The way in which the particles are related to the world and the object the system is attached to (if any). In world all the particles have an individual postion that does change depending on the parent object. In local however the particle position is dependant on the parent object so if that the particle moves and turns along with the parent.
If the direction of the start velocity depends on the way the particle system is “facing” (with no rotation it faces up). This is useful for systems like steam where the system has a direction.
The type of gravity being applied to the particles.
None: No gravity it applied.
Vector: The gravity acceleration is applied.
Centre: The particles are drawn towards the centre of the particle system with Gravity Acceleration Y as acceleration.
Used differently according by the gravity type.
Accleration applied to all bodies.
How much the speed is multiplied by each second. For example, 0.5 means that the speed halfed each second. 2 means it is doubled each second.
The maximum speed that the particles can reach.
Time in seconds that the particle will live.
NOTE: all of the colour channels have values from 0 -1.
This sets the colour of the particle.
Settings for fading the colour. See chapter 1.2 for fading.
The different ways in which the particles can be draw to screen.
Point: The particle is a point and will always be pointing towards the camera.
Line: The particle is aligned in the direction in which the particle is travelling.
Multiply RGB with Alpha
Some materials does not fade out the image when alpha is decreased (for example Additive) in this case it can be good to check this.

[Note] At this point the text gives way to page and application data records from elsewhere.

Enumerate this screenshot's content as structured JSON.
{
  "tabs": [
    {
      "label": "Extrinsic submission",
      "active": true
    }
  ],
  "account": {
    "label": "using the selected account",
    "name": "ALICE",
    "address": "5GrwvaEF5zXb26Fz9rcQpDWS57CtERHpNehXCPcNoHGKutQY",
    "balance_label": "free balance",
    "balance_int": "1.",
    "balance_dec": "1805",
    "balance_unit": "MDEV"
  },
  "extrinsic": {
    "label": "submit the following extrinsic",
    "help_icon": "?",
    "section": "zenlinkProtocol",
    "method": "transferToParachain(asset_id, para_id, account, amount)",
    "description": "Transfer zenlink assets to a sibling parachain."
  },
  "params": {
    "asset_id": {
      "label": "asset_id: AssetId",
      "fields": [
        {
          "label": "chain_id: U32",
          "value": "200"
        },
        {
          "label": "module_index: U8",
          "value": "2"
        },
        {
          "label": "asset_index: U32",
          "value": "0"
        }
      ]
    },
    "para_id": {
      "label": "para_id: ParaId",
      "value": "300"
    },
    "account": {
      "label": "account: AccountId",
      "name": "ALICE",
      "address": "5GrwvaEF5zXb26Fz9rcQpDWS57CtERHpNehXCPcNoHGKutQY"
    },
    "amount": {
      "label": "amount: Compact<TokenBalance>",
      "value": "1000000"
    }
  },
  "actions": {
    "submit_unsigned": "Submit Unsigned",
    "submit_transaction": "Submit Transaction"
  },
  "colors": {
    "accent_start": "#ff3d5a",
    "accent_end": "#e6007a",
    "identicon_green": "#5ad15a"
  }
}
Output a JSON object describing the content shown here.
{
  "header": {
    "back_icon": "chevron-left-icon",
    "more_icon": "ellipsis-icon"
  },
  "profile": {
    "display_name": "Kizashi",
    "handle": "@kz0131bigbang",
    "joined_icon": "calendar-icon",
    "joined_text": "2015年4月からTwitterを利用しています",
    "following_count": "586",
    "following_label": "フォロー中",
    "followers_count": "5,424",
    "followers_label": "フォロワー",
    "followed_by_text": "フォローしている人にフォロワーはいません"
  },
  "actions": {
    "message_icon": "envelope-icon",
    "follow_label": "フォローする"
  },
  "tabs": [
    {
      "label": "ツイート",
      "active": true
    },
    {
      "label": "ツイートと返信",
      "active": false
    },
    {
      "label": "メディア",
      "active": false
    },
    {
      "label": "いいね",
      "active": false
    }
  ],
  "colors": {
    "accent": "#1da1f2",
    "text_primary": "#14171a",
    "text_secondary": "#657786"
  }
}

The size of the particle. This is the value used in the fading.
See 1.2 for instructions on fading.
If collision detection should be used.
How many times a second collision is check for each particle.
The maximum amount of collions can have before dying.
How much of the speed is retained when bouncing. 0.5 means half of the speed. 2 means that the speed doubles when bouncing.
The material file to use.
Number of Files
The number of material files used. Normally this should just be one, but in some cases an animation needed is spread out over several material files. When using several material files these must be name “[name]01.mat”, “[name]02.mat”, etc. Also the file text must be just “[name]”. So if the files are called “test01.mat”, “test02.mat”, etc it must say “test” in the file field.
The number of seconds the animation lasts, if the particle lives longer than this time, the animation is looped.
This is used in order to animate individual particles (when using several files, the material for all particles are changed at the same time). It can also be used for more variety among particles. The sub divisoion is set up by specifying how the texture is to be split and then setting how the particles will be assigned to a sub division. The splitting is like this:
Sub Division Amount
The number of divisons on each axis.
Sub Division Type
How the subdivisions are assigned to the particles.
Random: A division is randomly picked.
Animation: During the life time of an object it has all the subdivisions. Starting in the upper left corning and ending in the lower right.
See tutorial 4